[Items from an interface collection]
☆ ☆ ☆ ☆ ☆ ☆ ☆

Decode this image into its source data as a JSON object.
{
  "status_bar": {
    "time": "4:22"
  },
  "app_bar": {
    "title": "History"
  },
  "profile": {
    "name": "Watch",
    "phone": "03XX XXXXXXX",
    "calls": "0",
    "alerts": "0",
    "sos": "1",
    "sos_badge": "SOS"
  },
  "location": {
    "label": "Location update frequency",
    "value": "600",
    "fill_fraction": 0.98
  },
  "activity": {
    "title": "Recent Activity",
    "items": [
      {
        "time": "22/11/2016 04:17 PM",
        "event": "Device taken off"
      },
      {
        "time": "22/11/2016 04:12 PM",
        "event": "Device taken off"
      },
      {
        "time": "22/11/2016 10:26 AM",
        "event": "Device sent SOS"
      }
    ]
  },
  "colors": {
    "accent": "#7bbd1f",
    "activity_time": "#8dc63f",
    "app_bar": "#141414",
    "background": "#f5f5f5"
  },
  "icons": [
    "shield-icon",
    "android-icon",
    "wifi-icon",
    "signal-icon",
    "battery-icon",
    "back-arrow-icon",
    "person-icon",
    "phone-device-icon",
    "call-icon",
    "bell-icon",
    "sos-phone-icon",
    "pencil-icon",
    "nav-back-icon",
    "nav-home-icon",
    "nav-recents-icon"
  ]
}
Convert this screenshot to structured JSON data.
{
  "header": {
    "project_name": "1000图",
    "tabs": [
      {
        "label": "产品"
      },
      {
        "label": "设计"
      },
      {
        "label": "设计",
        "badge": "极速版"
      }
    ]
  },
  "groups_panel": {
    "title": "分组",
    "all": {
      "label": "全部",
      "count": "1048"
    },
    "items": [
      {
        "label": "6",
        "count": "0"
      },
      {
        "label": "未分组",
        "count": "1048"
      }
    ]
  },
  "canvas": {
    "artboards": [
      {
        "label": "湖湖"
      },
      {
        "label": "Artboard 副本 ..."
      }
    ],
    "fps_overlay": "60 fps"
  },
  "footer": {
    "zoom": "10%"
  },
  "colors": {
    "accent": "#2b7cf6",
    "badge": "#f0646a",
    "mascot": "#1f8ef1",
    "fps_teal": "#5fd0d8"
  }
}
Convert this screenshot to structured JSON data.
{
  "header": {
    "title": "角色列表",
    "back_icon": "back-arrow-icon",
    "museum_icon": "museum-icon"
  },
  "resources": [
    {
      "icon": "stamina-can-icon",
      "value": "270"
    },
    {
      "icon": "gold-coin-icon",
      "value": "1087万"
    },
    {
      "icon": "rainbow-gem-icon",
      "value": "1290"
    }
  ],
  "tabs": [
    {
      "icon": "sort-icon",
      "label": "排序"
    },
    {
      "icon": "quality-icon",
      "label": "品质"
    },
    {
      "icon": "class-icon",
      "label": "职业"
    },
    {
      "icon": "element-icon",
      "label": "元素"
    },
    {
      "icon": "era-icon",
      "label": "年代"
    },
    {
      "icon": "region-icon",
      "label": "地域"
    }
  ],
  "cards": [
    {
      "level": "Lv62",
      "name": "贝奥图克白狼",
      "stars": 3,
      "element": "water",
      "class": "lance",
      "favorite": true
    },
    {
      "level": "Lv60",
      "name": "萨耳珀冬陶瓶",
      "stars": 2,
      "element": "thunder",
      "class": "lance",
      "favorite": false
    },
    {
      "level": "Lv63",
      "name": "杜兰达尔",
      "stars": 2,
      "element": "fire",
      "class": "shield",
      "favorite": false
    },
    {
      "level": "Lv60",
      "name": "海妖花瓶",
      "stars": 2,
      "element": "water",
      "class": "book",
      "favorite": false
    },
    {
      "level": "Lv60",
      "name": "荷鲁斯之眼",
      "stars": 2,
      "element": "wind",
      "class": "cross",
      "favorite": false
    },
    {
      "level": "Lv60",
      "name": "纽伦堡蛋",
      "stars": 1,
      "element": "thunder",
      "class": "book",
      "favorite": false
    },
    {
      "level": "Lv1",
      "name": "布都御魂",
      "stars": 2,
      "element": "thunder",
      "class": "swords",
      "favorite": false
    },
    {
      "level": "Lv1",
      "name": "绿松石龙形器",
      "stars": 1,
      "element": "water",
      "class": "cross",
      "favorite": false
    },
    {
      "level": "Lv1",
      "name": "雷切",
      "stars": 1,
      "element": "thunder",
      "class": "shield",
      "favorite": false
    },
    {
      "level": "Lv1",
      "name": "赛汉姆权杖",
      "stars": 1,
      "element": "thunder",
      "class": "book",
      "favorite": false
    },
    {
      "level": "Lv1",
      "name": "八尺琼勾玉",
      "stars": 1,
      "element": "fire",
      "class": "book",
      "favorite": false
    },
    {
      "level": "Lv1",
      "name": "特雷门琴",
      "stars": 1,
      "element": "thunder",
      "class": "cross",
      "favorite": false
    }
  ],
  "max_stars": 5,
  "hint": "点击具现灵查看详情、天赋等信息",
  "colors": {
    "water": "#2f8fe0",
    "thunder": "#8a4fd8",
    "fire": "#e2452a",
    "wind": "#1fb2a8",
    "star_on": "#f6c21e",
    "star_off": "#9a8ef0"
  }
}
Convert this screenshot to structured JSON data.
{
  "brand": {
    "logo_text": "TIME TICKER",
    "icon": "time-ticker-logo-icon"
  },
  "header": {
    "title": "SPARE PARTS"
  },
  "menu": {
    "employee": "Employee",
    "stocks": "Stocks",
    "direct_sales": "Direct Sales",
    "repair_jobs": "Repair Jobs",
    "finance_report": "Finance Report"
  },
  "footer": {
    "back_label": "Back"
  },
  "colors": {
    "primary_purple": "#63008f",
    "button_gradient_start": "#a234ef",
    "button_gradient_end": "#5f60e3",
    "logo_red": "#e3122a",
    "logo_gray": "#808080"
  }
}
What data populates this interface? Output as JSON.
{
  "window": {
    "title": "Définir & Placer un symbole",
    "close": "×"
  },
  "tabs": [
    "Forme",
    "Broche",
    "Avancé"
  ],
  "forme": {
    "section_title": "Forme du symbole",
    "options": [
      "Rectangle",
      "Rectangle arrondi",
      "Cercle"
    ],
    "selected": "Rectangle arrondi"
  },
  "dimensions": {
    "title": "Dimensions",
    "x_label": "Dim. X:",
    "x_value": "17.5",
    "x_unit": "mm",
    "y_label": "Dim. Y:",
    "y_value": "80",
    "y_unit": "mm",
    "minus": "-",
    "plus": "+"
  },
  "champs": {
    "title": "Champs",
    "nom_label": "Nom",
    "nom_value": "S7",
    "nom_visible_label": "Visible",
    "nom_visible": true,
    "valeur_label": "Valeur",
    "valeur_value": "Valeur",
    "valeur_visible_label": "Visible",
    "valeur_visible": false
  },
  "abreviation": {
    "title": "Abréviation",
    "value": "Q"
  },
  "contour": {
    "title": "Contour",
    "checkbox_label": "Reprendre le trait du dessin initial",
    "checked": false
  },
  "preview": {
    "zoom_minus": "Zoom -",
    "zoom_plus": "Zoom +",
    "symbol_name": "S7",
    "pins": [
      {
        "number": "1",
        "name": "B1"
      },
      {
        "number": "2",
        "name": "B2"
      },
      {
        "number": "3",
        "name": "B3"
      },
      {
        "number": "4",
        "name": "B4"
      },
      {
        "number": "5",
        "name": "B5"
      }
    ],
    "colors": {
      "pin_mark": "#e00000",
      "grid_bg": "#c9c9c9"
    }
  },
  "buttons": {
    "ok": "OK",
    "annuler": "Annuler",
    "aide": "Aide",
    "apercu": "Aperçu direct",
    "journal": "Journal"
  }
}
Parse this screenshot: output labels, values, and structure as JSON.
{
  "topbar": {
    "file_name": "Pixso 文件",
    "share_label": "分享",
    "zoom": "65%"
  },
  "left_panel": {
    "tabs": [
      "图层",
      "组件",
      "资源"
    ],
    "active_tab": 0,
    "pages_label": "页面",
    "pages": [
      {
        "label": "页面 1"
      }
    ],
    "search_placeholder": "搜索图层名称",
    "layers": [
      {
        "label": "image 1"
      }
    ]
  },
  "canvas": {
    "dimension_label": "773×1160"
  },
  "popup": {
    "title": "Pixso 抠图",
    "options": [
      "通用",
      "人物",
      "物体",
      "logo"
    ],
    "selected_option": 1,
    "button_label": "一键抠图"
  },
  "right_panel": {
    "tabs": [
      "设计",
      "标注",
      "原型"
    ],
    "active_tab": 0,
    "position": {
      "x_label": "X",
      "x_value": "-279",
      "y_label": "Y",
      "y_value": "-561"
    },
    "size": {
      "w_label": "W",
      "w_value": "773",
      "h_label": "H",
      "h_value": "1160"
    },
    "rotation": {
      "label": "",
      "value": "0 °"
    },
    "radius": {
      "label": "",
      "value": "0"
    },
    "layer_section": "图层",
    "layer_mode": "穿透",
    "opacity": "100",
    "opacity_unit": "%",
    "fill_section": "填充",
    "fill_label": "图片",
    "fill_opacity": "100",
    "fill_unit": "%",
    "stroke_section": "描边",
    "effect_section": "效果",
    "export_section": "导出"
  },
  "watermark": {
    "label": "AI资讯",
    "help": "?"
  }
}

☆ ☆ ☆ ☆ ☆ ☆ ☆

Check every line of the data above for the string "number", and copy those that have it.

        "number": "1",
        "number": "2",
        "number": "3",
        "number": "4",
        "number": "5",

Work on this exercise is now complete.